• **Data supplied**
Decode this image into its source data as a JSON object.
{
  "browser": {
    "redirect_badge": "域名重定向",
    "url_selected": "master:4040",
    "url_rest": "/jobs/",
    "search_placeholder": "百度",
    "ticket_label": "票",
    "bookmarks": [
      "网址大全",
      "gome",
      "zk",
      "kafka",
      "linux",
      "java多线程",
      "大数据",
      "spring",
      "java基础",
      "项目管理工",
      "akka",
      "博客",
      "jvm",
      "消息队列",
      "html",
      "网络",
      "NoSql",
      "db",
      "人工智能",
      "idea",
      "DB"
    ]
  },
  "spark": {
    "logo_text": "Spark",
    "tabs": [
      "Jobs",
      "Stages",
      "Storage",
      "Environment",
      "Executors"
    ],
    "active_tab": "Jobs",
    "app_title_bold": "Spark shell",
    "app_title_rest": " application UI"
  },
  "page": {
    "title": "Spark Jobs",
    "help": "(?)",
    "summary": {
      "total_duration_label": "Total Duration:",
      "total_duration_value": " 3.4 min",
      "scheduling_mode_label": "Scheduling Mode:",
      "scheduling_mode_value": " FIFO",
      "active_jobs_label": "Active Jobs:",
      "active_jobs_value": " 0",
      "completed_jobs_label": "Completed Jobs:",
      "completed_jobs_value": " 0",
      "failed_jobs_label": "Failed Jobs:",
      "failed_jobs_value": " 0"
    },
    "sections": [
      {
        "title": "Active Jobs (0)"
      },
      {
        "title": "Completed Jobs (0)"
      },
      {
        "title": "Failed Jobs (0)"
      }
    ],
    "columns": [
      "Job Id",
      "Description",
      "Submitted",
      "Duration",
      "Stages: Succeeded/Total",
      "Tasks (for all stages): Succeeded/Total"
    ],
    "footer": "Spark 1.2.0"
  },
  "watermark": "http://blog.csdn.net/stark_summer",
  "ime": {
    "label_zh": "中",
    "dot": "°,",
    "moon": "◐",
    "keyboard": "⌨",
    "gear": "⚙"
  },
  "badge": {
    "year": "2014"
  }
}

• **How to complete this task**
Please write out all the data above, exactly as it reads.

• **Exercise output**
Decode this image into its source data as a JSON object.
{
  "browser": {
    "redirect_badge": "域名重定向",
    "url_selected": "master:4040",
    "url_rest": "/jobs/",
    "search_placeholder": "百度",
    "ticket_label": "票",
    "bookmarks": [
      "网址大全",
      "gome",
      "zk",
      "kafka",
      "linux",
      "java多线程",
      "大数据",
      "spring",
      "java基础",
      "项目管理工",
      "akka",
      "博客",
      "jvm",
      "消息队列",
      "html",
      "网络",
      "NoSql",
      "db",
      "人工智能",
      "idea",
      "DB"
    ]
  },
  "spark": {
    "logo_text": "Spark",
    "tabs": [
      "Jobs",
      "Stages",
      "Storage",
      "Environment",
      "Executors"
    ],
    "active_tab": "Jobs",
    "app_title_bold": "Spark shell",
    "app_title_rest": " application UI"
  },
  "page": {
    "title": "Spark Jobs",
    "help": "(?)",
    "summary": {
      "total_duration_label": "Total Duration:",
      "total_duration_value": " 3.4 min",
      "scheduling_mode_label": "Scheduling Mode:",
      "scheduling_mode_value": " FIFO",
      "active_jobs_label": "Active Jobs:",
      "active_jobs_value": " 0",
      "completed_jobs_label": "Completed Jobs:",
      "completed_jobs_value": " 0",
      "failed_jobs_label": "Failed Jobs:",
      "failed_jobs_value": " 0"
    },
    "sections": [
      {
        "title": "Active Jobs (0)"
      },
      {
        "title": "Completed Jobs (0)"
      },
      {
        "title": "Failed Jobs (0)"
      }
    ],
    "columns": [
      "Job Id",
      "Description",
      "Submitted",
      "Duration",
      "Stages: Succeeded/Total",
      "Tasks (for all stages): Succeeded/Total"
    ],
    "footer": "Spark 1.2.0"
  },
  "watermark": "http://blog.csdn.net/stark_summer",
  "ime": {
    "label_zh": "中",
    "dot": "°,",
    "moon": "◐",
    "keyboard": "⌨",
    "gear": "⚙"
  },
  "badge": {
    "year": "2014"
  }
}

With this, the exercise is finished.